**Aim of the task**
Read through the entries below and return each line with the word "icon".

==============================

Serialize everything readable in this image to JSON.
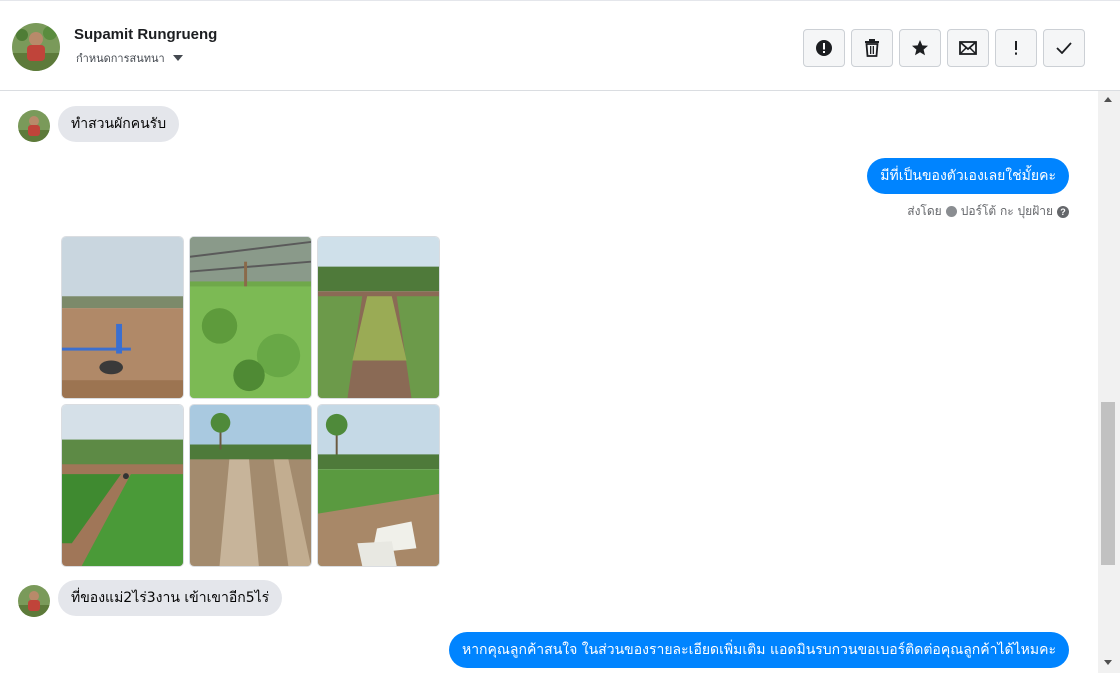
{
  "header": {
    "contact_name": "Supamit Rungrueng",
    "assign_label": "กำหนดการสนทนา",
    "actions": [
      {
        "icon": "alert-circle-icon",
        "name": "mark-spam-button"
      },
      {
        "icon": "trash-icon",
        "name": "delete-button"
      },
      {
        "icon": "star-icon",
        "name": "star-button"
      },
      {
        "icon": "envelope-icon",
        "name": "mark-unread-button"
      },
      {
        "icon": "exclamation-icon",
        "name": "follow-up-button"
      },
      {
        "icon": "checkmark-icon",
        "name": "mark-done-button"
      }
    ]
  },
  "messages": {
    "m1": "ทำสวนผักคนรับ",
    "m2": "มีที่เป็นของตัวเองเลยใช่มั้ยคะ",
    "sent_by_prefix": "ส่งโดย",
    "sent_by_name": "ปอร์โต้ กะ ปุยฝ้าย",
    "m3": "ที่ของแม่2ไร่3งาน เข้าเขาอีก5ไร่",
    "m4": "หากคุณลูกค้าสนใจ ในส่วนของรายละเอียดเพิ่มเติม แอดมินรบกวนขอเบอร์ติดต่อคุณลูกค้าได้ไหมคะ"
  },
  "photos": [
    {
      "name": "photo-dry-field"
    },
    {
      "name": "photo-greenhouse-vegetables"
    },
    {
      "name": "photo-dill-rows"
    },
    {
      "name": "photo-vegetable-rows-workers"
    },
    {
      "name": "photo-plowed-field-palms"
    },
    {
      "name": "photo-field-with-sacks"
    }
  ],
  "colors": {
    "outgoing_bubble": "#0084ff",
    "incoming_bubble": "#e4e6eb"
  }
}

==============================

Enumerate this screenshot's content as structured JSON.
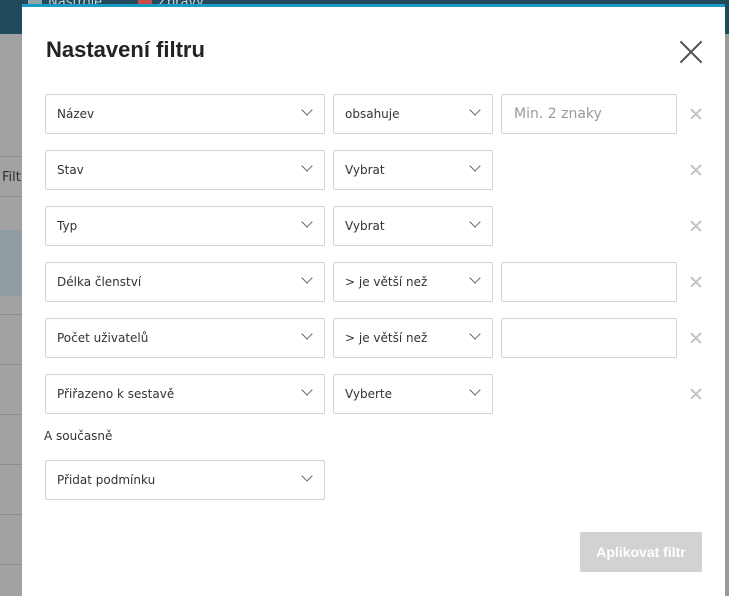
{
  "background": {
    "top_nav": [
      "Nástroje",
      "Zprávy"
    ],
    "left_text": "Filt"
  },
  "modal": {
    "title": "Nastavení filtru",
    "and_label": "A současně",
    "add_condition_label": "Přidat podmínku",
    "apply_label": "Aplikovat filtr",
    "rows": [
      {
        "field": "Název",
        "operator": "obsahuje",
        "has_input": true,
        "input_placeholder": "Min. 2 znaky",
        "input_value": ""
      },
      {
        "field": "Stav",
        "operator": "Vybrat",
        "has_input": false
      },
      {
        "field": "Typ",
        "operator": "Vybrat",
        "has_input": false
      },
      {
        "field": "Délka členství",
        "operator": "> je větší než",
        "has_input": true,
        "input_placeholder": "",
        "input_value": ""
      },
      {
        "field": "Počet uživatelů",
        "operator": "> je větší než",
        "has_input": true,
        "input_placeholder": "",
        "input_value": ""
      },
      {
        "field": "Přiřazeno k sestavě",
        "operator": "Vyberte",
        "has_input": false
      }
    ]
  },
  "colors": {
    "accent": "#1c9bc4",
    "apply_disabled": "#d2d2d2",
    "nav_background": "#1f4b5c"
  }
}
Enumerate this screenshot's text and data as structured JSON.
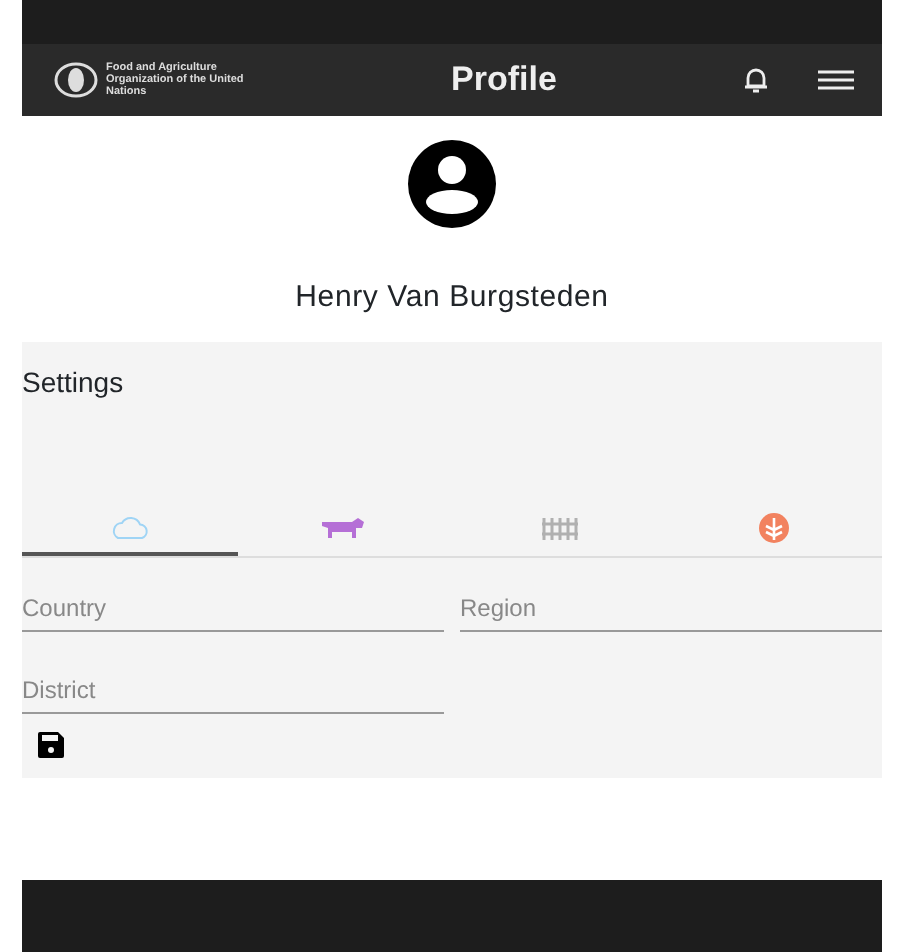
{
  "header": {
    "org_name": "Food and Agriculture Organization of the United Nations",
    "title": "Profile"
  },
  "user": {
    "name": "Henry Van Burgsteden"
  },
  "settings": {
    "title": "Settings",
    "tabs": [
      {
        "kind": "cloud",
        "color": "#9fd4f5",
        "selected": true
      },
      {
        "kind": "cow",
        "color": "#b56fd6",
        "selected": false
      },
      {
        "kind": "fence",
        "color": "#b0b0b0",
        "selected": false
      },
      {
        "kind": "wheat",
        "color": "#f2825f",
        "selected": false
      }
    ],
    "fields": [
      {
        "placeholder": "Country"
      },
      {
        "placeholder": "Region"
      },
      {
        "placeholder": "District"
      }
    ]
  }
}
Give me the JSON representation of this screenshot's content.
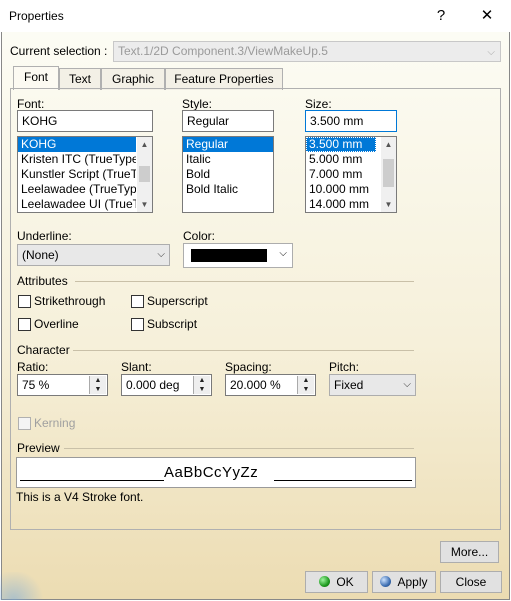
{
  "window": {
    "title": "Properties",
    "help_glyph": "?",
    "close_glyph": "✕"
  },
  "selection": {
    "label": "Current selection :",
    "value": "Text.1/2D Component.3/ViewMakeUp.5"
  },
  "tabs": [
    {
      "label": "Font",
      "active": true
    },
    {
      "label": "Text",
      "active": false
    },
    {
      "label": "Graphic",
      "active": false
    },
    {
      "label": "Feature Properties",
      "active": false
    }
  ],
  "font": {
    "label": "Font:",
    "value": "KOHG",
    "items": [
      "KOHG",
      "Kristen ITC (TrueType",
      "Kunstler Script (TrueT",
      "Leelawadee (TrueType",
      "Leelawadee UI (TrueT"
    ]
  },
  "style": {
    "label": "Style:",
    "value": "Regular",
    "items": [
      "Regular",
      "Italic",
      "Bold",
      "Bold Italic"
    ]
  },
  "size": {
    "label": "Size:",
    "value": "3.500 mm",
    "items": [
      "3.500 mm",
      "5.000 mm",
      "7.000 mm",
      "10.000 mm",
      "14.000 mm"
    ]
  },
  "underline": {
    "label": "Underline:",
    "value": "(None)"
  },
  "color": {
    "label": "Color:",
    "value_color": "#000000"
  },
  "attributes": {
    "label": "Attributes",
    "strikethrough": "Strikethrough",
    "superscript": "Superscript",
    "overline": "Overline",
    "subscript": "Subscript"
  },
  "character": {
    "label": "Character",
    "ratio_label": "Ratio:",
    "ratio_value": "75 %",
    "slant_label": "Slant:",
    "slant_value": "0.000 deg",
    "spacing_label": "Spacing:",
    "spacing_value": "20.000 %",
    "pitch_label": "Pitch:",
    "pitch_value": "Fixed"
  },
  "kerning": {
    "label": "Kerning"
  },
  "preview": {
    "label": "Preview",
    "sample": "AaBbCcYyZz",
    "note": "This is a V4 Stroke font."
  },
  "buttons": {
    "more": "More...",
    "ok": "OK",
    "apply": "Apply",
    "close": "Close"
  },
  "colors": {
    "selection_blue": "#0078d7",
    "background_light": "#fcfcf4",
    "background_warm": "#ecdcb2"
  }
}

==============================

**Response**
        "icon": "alert-circle-icon",
        "icon": "trash-icon",
        "icon": "star-icon",
        "icon": "envelope-icon",
        "icon": "exclamation-icon",
        "icon": "checkmark-icon",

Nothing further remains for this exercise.